Atrius Health is among the new participants in the program for 2017, and in an announcement officials at the Boston-region health system said its previous experience in the Pioneer ACO program have prepared it to take on the higher financial risks associated with the Next Generation model.

“Our experience as a Pioneer ACO has enabled us to build upon our strengths in providing high-quality, coordinated care for our patients across the continuum,” CEO Steven Strongwater, M.D., said in the announcement. “CMS has been an excellent partner in this work, and we look forward to further collaboration and innovation with them in the years to come.”

Joe Damore, vice president for population health, Premier, said the growing number of participants is a “clear signal” that the shift to value-based care will continue.

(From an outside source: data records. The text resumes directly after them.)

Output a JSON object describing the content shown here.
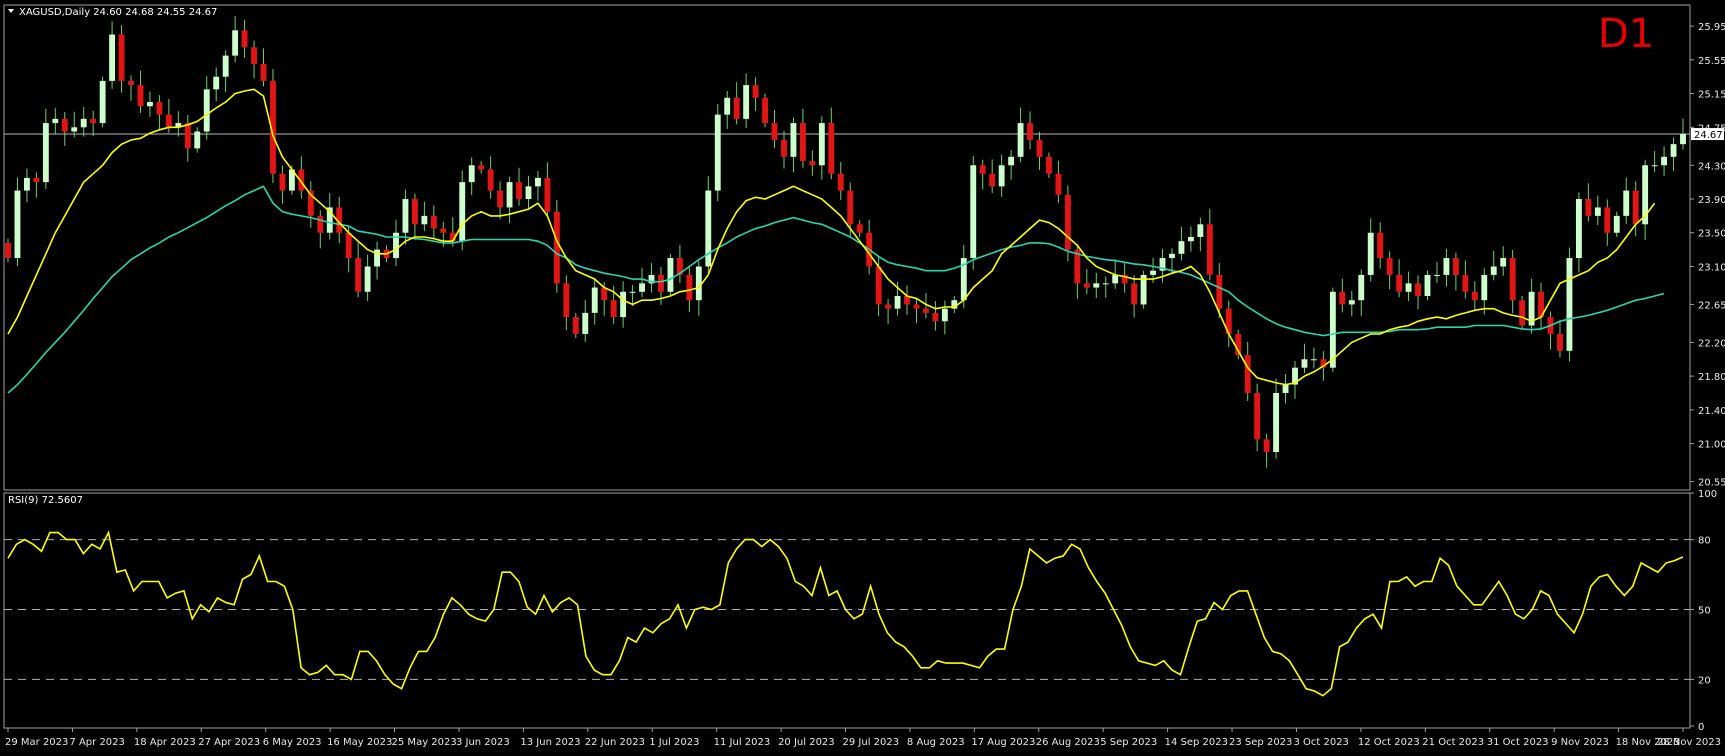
{
  "header": {
    "symbol_line": "XAGUSD,Daily  24.60 24.68 24.55 24.67",
    "timeframe_badge": "D1",
    "rsi_label": "RSI(9) 72.5607",
    "last_price_label": "24.67"
  },
  "colors": {
    "bull_candle": "#ccffcc",
    "bear_candle": "#e31414",
    "wick": "#6fd06f",
    "ma_fast": "#ffff00",
    "ma_slow": "#29d6b0",
    "rsi_line": "#ffff00",
    "frame": "#a0a0a0"
  },
  "chart_data": [
    {
      "type": "candlestick",
      "symbol": "XAGUSD",
      "timeframe": "Daily",
      "ylim": [
        20.45,
        26.2
      ],
      "y_ticks": [
        "25.95",
        "25.55",
        "25.15",
        "24.75",
        "24.30",
        "23.90",
        "23.50",
        "23.10",
        "22.65",
        "22.20",
        "21.80",
        "21.40",
        "21.00",
        "20.55"
      ],
      "last_price": 24.67,
      "x_tick_labels": [
        "29 Mar 2023",
        "7 Apr 2023",
        "18 Apr 2023",
        "27 Apr 2023",
        "6 May 2023",
        "16 May 2023",
        "25 May 2023",
        "3 Jun 2023",
        "13 Jun 2023",
        "22 Jun 2023",
        "1 Jul 2023",
        "11 Jul 2023",
        "20 Jul 2023",
        "29 Jul 2023",
        "8 Aug 2023",
        "17 Aug 2023",
        "26 Aug 2023",
        "5 Sep 2023",
        "14 Sep 2023",
        "23 Sep 2023",
        "3 Oct 2023",
        "12 Oct 2023",
        "21 Oct 2023",
        "31 Oct 2023",
        "9 Nov 2023",
        "18 Nov 2023",
        "28 Nov 2023"
      ],
      "close": [
        23.2,
        24.0,
        24.15,
        24.1,
        24.8,
        24.85,
        24.7,
        24.75,
        24.85,
        24.8,
        25.3,
        25.85,
        25.3,
        25.25,
        25.0,
        25.05,
        24.9,
        24.75,
        24.8,
        24.5,
        24.7,
        25.2,
        25.35,
        25.6,
        25.9,
        25.7,
        25.5,
        25.3,
        24.2,
        24.0,
        24.25,
        24.0,
        23.7,
        23.5,
        23.8,
        23.5,
        23.2,
        22.8,
        23.1,
        23.3,
        23.2,
        23.5,
        23.9,
        23.6,
        23.7,
        23.55,
        23.5,
        23.4,
        24.1,
        24.3,
        24.25,
        24.0,
        23.8,
        24.1,
        23.9,
        24.05,
        24.15,
        23.75,
        22.9,
        22.5,
        22.3,
        22.55,
        22.85,
        22.7,
        22.5,
        22.8,
        22.8,
        22.9,
        23.0,
        22.8,
        23.2,
        23.0,
        22.7,
        23.1,
        24.0,
        24.9,
        25.1,
        24.85,
        25.25,
        25.1,
        24.8,
        24.6,
        24.4,
        24.8,
        24.35,
        24.3,
        24.8,
        24.2,
        24.0,
        23.6,
        23.5,
        23.1,
        22.65,
        22.6,
        22.75,
        22.65,
        22.6,
        22.55,
        22.45,
        22.6,
        22.7,
        23.2,
        24.3,
        24.2,
        24.05,
        24.3,
        24.4,
        24.8,
        24.6,
        24.4,
        24.2,
        23.95,
        23.3,
        22.9,
        22.85,
        22.9,
        22.9,
        23.0,
        22.9,
        22.65,
        23.0,
        23.05,
        23.2,
        23.25,
        23.4,
        23.45,
        23.6,
        23.0,
        22.6,
        22.3,
        22.05,
        21.6,
        21.05,
        20.9,
        21.6,
        21.7,
        21.9,
        22.0,
        22.0,
        21.9,
        22.8,
        22.65,
        22.7,
        23.0,
        23.5,
        23.2,
        23.0,
        22.8,
        22.9,
        22.75,
        23.0,
        23.0,
        23.2,
        23.0,
        22.8,
        22.7,
        23.0,
        23.1,
        23.2,
        22.7,
        22.4,
        22.8,
        22.5,
        22.3,
        22.1,
        23.2,
        23.9,
        23.7,
        23.8,
        23.5,
        23.7,
        24.0,
        23.6,
        24.3,
        24.3,
        24.4,
        24.55,
        24.67
      ],
      "ma_fast_values": [
        22.3,
        22.5,
        22.75,
        23.0,
        23.25,
        23.5,
        23.7,
        23.9,
        24.1,
        24.2,
        24.3,
        24.45,
        24.55,
        24.6,
        24.62,
        24.68,
        24.72,
        24.75,
        24.75,
        24.78,
        24.82,
        24.9,
        24.98,
        25.05,
        25.15,
        25.18,
        25.2,
        25.12,
        24.65,
        24.4,
        24.25,
        24.1,
        23.95,
        23.85,
        23.75,
        23.62,
        23.5,
        23.4,
        23.3,
        23.25,
        23.25,
        23.3,
        23.4,
        23.45,
        23.45,
        23.43,
        23.4,
        23.4,
        23.6,
        23.7,
        23.75,
        23.7,
        23.7,
        23.72,
        23.75,
        23.78,
        23.85,
        23.7,
        23.4,
        23.2,
        23.05,
        23.0,
        22.95,
        22.85,
        22.8,
        22.7,
        22.65,
        22.7,
        22.7,
        22.72,
        22.75,
        22.8,
        22.82,
        22.85,
        23.0,
        23.3,
        23.55,
        23.75,
        23.88,
        23.92,
        23.9,
        23.95,
        24.0,
        24.05,
        24.0,
        23.95,
        23.9,
        23.8,
        23.7,
        23.55,
        23.4,
        23.25,
        23.1,
        22.95,
        22.85,
        22.75,
        22.72,
        22.65,
        22.6,
        22.62,
        22.62,
        22.7,
        22.85,
        22.95,
        23.05,
        23.25,
        23.35,
        23.45,
        23.55,
        23.65,
        23.62,
        23.55,
        23.45,
        23.35,
        23.2,
        23.1,
        23.05,
        23.0,
        22.98,
        22.95,
        22.95,
        22.95,
        22.98,
        23.02,
        23.05,
        23.1,
        23.0,
        22.8,
        22.55,
        22.3,
        22.1,
        21.9,
        21.78,
        21.75,
        21.72,
        21.7,
        21.72,
        21.8,
        21.85,
        21.92,
        22.0,
        22.1,
        22.2,
        22.25,
        22.3,
        22.3,
        22.35,
        22.38,
        22.4,
        22.45,
        22.48,
        22.5,
        22.48,
        22.52,
        22.55,
        22.58,
        22.6,
        22.6,
        22.55,
        22.52,
        22.5,
        22.45,
        22.5,
        22.7,
        22.9,
        22.95,
        23.0,
        23.05,
        23.15,
        23.2,
        23.3,
        23.45,
        23.6,
        23.7,
        23.85
      ],
      "ma_slow_values": [
        21.6,
        21.7,
        21.82,
        21.95,
        22.08,
        22.2,
        22.32,
        22.45,
        22.58,
        22.72,
        22.85,
        22.98,
        23.08,
        23.18,
        23.25,
        23.32,
        23.38,
        23.45,
        23.5,
        23.56,
        23.62,
        23.68,
        23.75,
        23.82,
        23.88,
        23.95,
        24.0,
        24.05,
        23.85,
        23.75,
        23.72,
        23.7,
        23.68,
        23.65,
        23.62,
        23.6,
        23.58,
        23.52,
        23.5,
        23.48,
        23.45,
        23.45,
        23.45,
        23.43,
        23.42,
        23.4,
        23.38,
        23.38,
        23.4,
        23.42,
        23.42,
        23.42,
        23.42,
        23.42,
        23.42,
        23.42,
        23.4,
        23.35,
        23.25,
        23.2,
        23.12,
        23.08,
        23.05,
        23.02,
        23.0,
        22.98,
        22.95,
        22.95,
        22.92,
        22.92,
        22.95,
        23.02,
        23.1,
        23.18,
        23.25,
        23.32,
        23.38,
        23.45,
        23.5,
        23.55,
        23.58,
        23.62,
        23.65,
        23.68,
        23.65,
        23.62,
        23.6,
        23.55,
        23.5,
        23.45,
        23.38,
        23.3,
        23.22,
        23.15,
        23.12,
        23.1,
        23.08,
        23.05,
        23.05,
        23.05,
        23.08,
        23.12,
        23.18,
        23.22,
        23.26,
        23.3,
        23.33,
        23.35,
        23.38,
        23.38,
        23.37,
        23.33,
        23.28,
        23.25,
        23.22,
        23.2,
        23.18,
        23.17,
        23.15,
        23.13,
        23.12,
        23.1,
        23.08,
        23.05,
        23.03,
        23.0,
        22.95,
        22.9,
        22.85,
        22.8,
        22.7,
        22.62,
        22.55,
        22.48,
        22.42,
        22.38,
        22.35,
        22.32,
        22.3,
        22.28,
        22.3,
        22.32,
        22.32,
        22.32,
        22.32,
        22.32,
        22.33,
        22.35,
        22.35,
        22.35,
        22.36,
        22.38,
        22.38,
        22.38,
        22.38,
        22.4,
        22.4,
        22.4,
        22.4,
        22.38,
        22.36,
        22.35,
        22.36,
        22.4,
        22.45,
        22.48,
        22.5,
        22.52,
        22.55,
        22.58,
        22.62,
        22.66,
        22.7,
        22.72,
        22.75,
        22.78
      ]
    },
    {
      "type": "line",
      "indicator": "RSI",
      "period": 9,
      "current": 72.5607,
      "ylim": [
        0,
        100
      ],
      "y_ticks": [
        100,
        80,
        50,
        20,
        0
      ],
      "levels": [
        80,
        50,
        20
      ],
      "values": [
        72,
        78,
        80,
        78,
        75,
        83,
        83,
        80,
        80,
        74,
        78,
        76,
        83,
        66,
        67,
        58,
        62,
        62,
        62,
        55,
        57,
        58,
        46,
        52,
        49,
        55,
        53,
        52,
        63,
        65,
        73,
        62,
        62,
        60,
        50,
        25,
        22,
        23,
        26,
        22,
        22,
        20,
        32,
        32,
        28,
        22,
        18,
        16,
        25,
        32,
        32,
        38,
        48,
        55,
        52,
        48,
        46,
        45,
        50,
        66,
        66,
        62,
        51,
        48,
        56,
        49,
        53,
        55,
        52,
        30,
        24,
        22,
        22,
        28,
        38,
        36,
        42,
        40,
        44,
        46,
        52,
        42,
        50,
        51,
        50,
        52,
        70,
        76,
        80,
        80,
        77,
        80,
        77,
        72,
        62,
        60,
        56,
        68,
        56,
        58,
        50,
        46,
        48,
        60,
        48,
        40,
        36,
        34,
        30,
        25,
        25,
        28,
        27,
        27,
        27,
        26,
        25,
        30,
        33,
        33,
        50,
        60,
        76,
        73,
        70,
        72,
        73,
        78,
        76,
        68,
        62,
        57,
        50,
        43,
        34,
        28,
        27,
        26,
        28,
        24,
        22,
        34,
        45,
        46,
        53,
        50,
        56,
        58,
        58,
        48,
        38,
        32,
        31,
        28,
        22,
        16,
        15,
        13,
        16,
        34,
        36,
        42,
        46,
        48,
        42,
        62,
        62,
        64,
        60,
        62,
        62,
        72,
        69,
        60,
        56,
        52,
        52,
        57,
        62,
        56,
        48,
        46,
        50,
        58,
        56,
        48,
        44,
        40,
        48,
        60,
        64,
        65,
        60,
        56,
        60,
        70,
        68,
        66,
        70,
        71,
        72.56
      ]
    }
  ]
}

In an emailed statement, Cliff Gaus, CEO and president of The National Association of ACOs, agreed. “We, along with the ACO community, are feeling confident about the future of the program and we’re looking forwarding to seeing the ACO program grow and stabilize in the coming years," he said.